## EXERCISE DATA:
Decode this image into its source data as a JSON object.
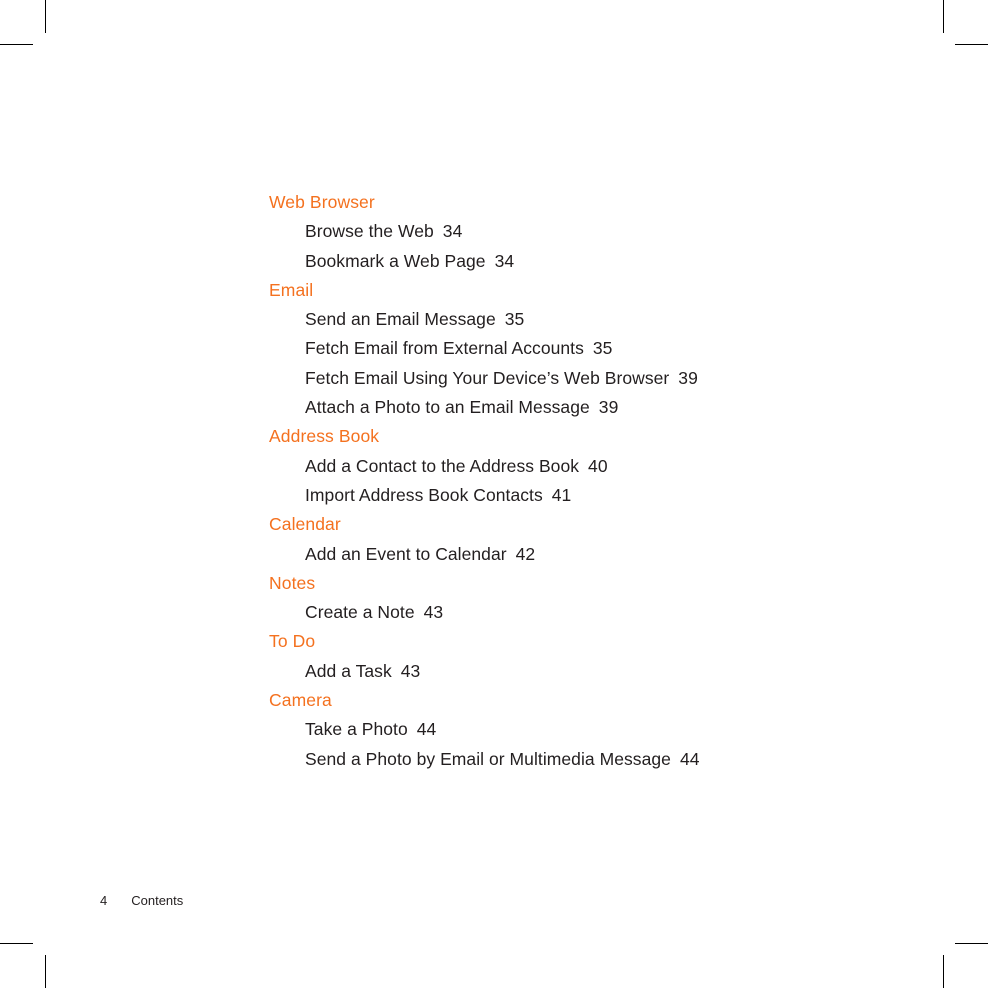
{
  "page": {
    "background_color": "#ffffff",
    "heading_color": "#f4711f",
    "text_color": "#231f20"
  },
  "toc": {
    "groups": [
      {
        "heading": "Web Browser",
        "entries": [
          {
            "title": "Browse the Web",
            "page": "34"
          },
          {
            "title": "Bookmark a Web Page",
            "page": "34"
          }
        ]
      },
      {
        "heading": "Email",
        "entries": [
          {
            "title": "Send an Email Message",
            "page": "35"
          },
          {
            "title": "Fetch Email from External Accounts",
            "page": "35"
          },
          {
            "title": "Fetch Email Using Your Device’s Web Browser",
            "page": "39"
          },
          {
            "title": "Attach a Photo to an Email Message",
            "page": "39"
          }
        ]
      },
      {
        "heading": "Address Book",
        "entries": [
          {
            "title": "Add a Contact to the Address Book",
            "page": "40"
          },
          {
            "title": "Import Address Book Contacts",
            "page": "41"
          }
        ]
      },
      {
        "heading": "Calendar",
        "entries": [
          {
            "title": "Add an Event to Calendar",
            "page": "42"
          }
        ]
      },
      {
        "heading": "Notes",
        "entries": [
          {
            "title": "Create a Note",
            "page": "43"
          }
        ]
      },
      {
        "heading": "To Do",
        "entries": [
          {
            "title": "Add a Task",
            "page": "43"
          }
        ]
      },
      {
        "heading": "Camera",
        "entries": [
          {
            "title": "Take a Photo",
            "page": "44"
          },
          {
            "title": "Send a Photo by Email or Multimedia Message",
            "page": "44"
          }
        ]
      }
    ]
  },
  "footer": {
    "folio": "4",
    "label": "Contents"
  }
}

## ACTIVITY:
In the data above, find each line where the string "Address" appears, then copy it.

## OUTPUT OF THE TASK:
        "heading": "Address Book",
            "title": "Add a Contact to the Address Book",
            "title": "Import Address Book Contacts",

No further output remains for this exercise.